When the idea of MP3s came along and there weren’t much in the way of online “download-to-own” music stores as a legitimate online music source, the way to build your online music source was to buy CDs and “rip” them to your hard disk.
What was this, you may ask? Here, you use a music management program like iTunes or Windows Media Player to copy the digital audio from your CDs to your computer’s hard disk and make each track its own audio file based on a certain standard. Such programs work with one or more music-metadata sources like Gracenote, AllMusic or FreeDB to obtain the details about the album and who performed on it to identify each of the recordings.Then we play the music from the computer’s hard disk using the music management program. For portable enjoyment, you would “sync” albums, playlists or tracks out to your portable MP3 player or smartphone, or to removable storage like an SD card or USB memory stick.
I would personally “rip” my CD collection to 192kbps WMA files which have been considered efficient yet able to come across at a quality equivalent to the 320kbps MP3 file. The WMA and AAC files use proprietary algorithms developed by Microsoft and Dolby respecitively to produce a better-sounding audio file compared to a similarly-sized MP3 file.
Now with iTunes and Amazon on the scene and an increasing number of record companies offering access to MP3s of their albums when you purchase them on vinyl, we are seeing less importance in buying music on CD. I do still continue to buy most of my music on CD and rip it to the hard disk. I would use iTunes for purchasing music “as a single” or if it isn’t available on CD.
I retain my CD collection for a few reasons. For example, I could play CDs on hi-fi equipment which, in a lot of cases with the good stuff, sounds better than what I would be using for MP3 playback. Another reason that has come to mind with FLAC and similar high-grade audio files and high-grade network-capable audio equipment coming to the fore is the ability to “re-rip” the CDs to better-sounding FLAC using a media management program that works to this standard like dbPoweramp or Exact Audio Copy. Microsoft Windows 10 even offers the ability to rip CDs to FLAC as an “out-of-the-box” feature and I have taken advantage of this feature with newly-purchased CDs and some of the older discs.
I could then subsequently use the media manager to downconvert selected material to MP3, WMA or AAC for transfer to most portable equipment when taking it on the road or copy the music to a NAS with a DLNA media server that streams to the good equipment or downconverts and streams to equipment not capable of FLAC sound files.

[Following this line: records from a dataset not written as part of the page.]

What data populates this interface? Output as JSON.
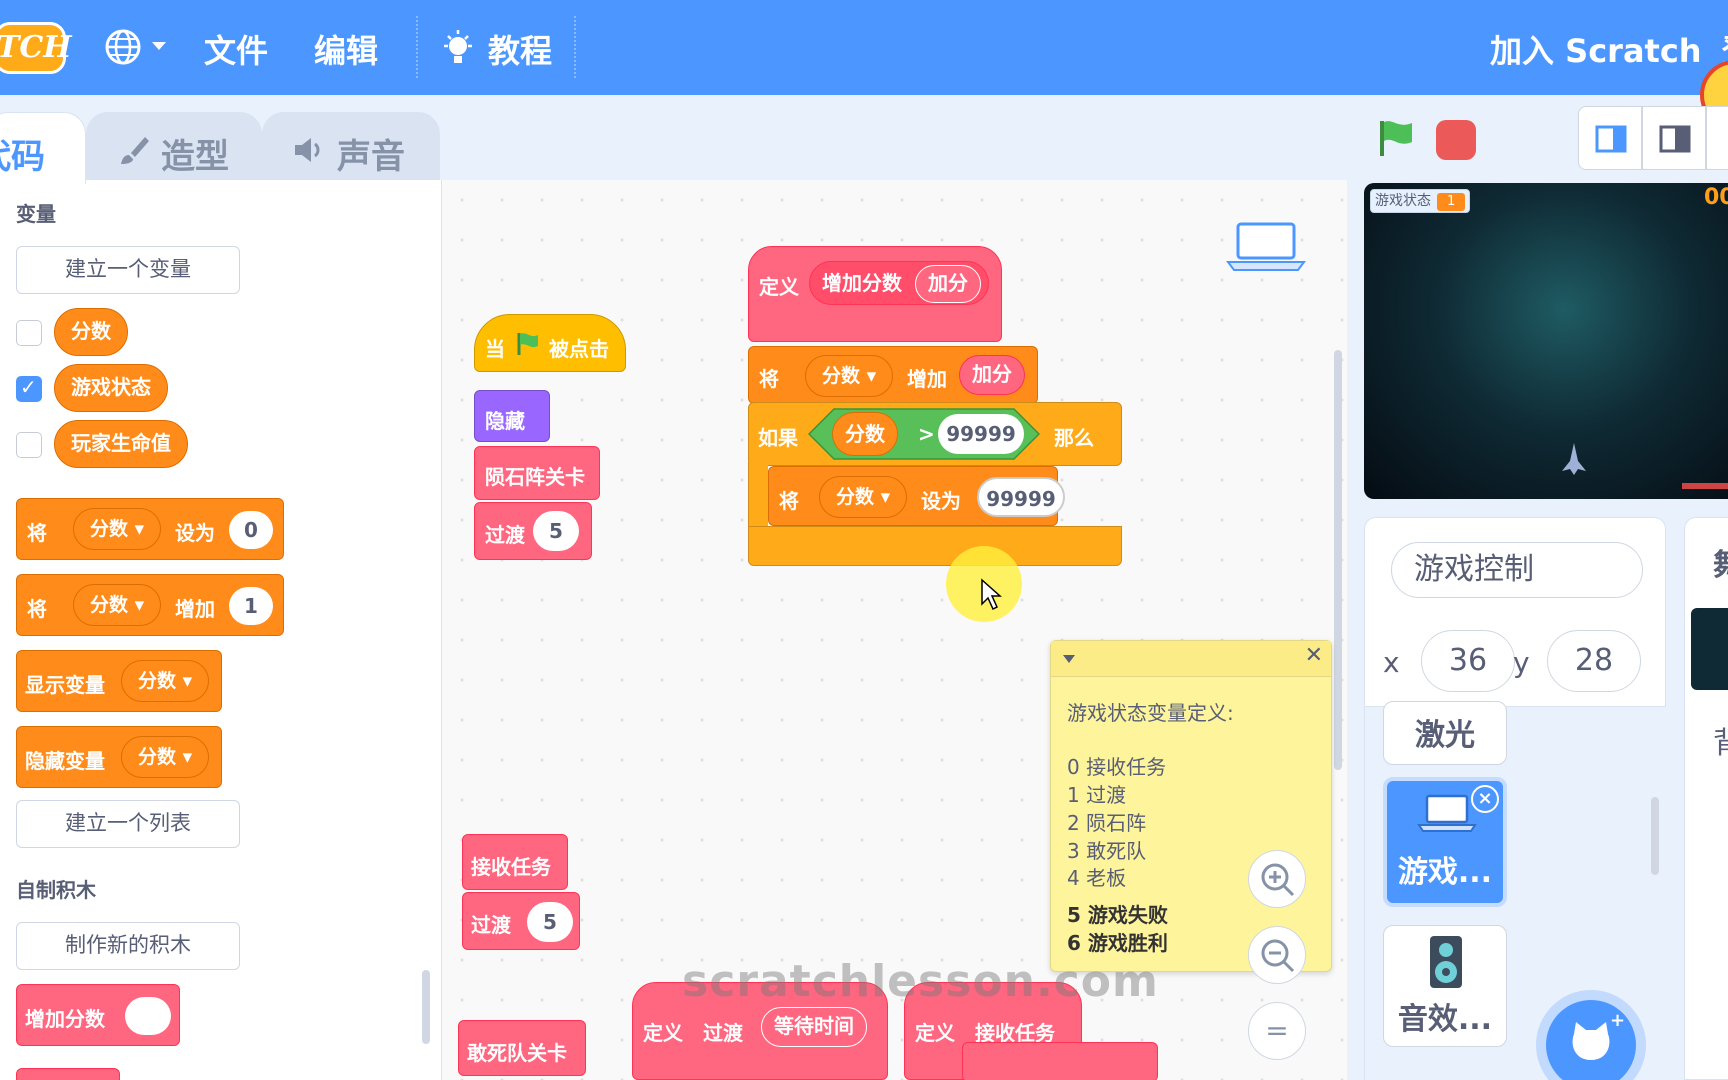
{
  "menu": {
    "logo": "TCH",
    "file": "文件",
    "edit": "编辑",
    "tutorials": "教程",
    "join": "加入 Scratch",
    "edge_char": "登"
  },
  "tabs": {
    "code": "代码",
    "costumes": "造型",
    "sounds": "声音"
  },
  "palette": {
    "variables_title": "变量",
    "make_variable": "建立一个变量",
    "variables": [
      {
        "name": "分数",
        "checked": false
      },
      {
        "name": "游戏状态",
        "checked": true
      },
      {
        "name": "玩家生命值",
        "checked": false
      }
    ],
    "set_block": {
      "verb": "将",
      "var": "分数",
      "op": "设为",
      "value": "0"
    },
    "change_block": {
      "verb": "将",
      "var": "分数",
      "op": "增加",
      "value": "1"
    },
    "show_block": {
      "label": "显示变量",
      "var": "分数"
    },
    "hide_block": {
      "label": "隐藏变量",
      "var": "分数"
    },
    "make_list": "建立一个列表",
    "my_blocks_title": "自制积木",
    "make_block": "制作新的积木",
    "custom_block": "增加分数"
  },
  "scripts": {
    "green_flag_script": {
      "hat": "当",
      "hat_suffix": "被点击",
      "hide": "隐藏",
      "meteor": "陨石阵关卡",
      "transition": "过渡",
      "transition_value": "5"
    },
    "define_script": {
      "define": "定义",
      "proc_name": "增加分数",
      "param": "加分",
      "change_verb": "将",
      "change_var": "分数",
      "change_op": "增加",
      "change_arg": "加分",
      "if_label": "如果",
      "then_label": "那么",
      "cond_var": "分数",
      "cond_op": ">",
      "cond_value": "99999",
      "set_verb": "将",
      "set_var": "分数",
      "set_op": "设为",
      "set_value": "99999"
    },
    "receive_script": {
      "receive": "接收任务",
      "transition": "过渡",
      "transition_value": "5"
    },
    "dare_squad": "敢死队关卡",
    "define_transition": {
      "define": "定义",
      "name": "过渡",
      "param": "等待时间"
    },
    "define_receive": {
      "define": "定义",
      "name": "接收任务"
    }
  },
  "comment": {
    "title": "游戏状态变量定义:",
    "lines": [
      "0  接收任务",
      "1  过渡",
      "2  陨石阵",
      "3  敢死队",
      "4  老板"
    ],
    "bold_lines": [
      "5 游戏失败",
      "6 游戏胜利"
    ]
  },
  "stage": {
    "monitor_label": "游戏状态",
    "monitor_value": "1",
    "score_partial": "00"
  },
  "sprite_info": {
    "name": "游戏控制",
    "x_label": "x",
    "x_value": "36",
    "y_label": "y",
    "y_value": "28"
  },
  "sprite_list": {
    "items": [
      {
        "label": "激光",
        "selected": false
      },
      {
        "label": "游戏...",
        "selected": true
      },
      {
        "label": "音效...",
        "selected": false
      }
    ]
  },
  "stage_pane": {
    "title_partial": "舞",
    "backdrop_partial": "背"
  },
  "zoom": {
    "zoom_in": "+",
    "zoom_out": "−",
    "reset": "="
  },
  "watermark": "scratchlesson.com",
  "colors": {
    "menu_blue": "#4c97ff",
    "variables_orange": "#ff8c1a",
    "my_blocks_pink": "#ff6680",
    "events_yellow": "#ffbf00",
    "looks_purple": "#9966ff",
    "operators_green": "#59c059",
    "comment_yellow": "#fef49c"
  }
}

Being able to keep using CDs as a music medium will still be important to me because of the ability to play them through good-quality equipment along with being able to reuse them as sources for high-quality file-based audio.